### Entries from a dataset of interfaces

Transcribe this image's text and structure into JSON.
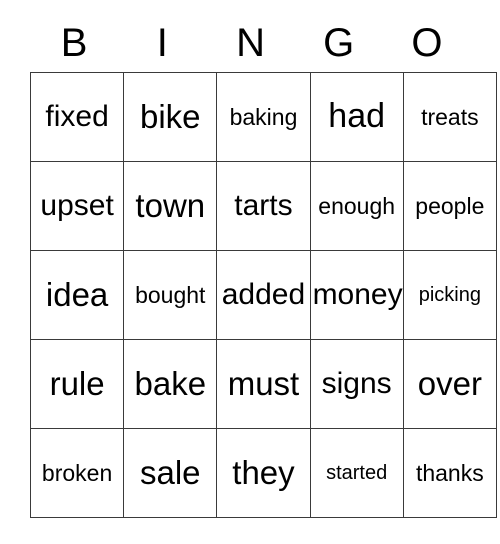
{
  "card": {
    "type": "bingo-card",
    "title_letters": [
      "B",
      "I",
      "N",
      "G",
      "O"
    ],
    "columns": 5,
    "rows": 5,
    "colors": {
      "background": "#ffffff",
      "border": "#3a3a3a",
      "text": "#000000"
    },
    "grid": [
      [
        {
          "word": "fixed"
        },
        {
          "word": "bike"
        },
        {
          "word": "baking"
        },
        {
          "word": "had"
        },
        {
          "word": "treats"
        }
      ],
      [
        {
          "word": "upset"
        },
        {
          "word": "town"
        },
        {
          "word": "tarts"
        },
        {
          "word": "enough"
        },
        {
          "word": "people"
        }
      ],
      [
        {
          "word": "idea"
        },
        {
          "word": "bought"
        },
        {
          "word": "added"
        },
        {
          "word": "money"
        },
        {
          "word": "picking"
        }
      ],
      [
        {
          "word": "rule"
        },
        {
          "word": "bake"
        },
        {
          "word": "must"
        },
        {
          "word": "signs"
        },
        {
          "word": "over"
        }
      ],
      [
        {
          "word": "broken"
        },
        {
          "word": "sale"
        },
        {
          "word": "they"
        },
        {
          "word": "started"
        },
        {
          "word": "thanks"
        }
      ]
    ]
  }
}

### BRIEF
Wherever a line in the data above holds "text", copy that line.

### WRITTEN ANSWER
Transcribe this image's text and structure into JSON.
      "text": "#000000"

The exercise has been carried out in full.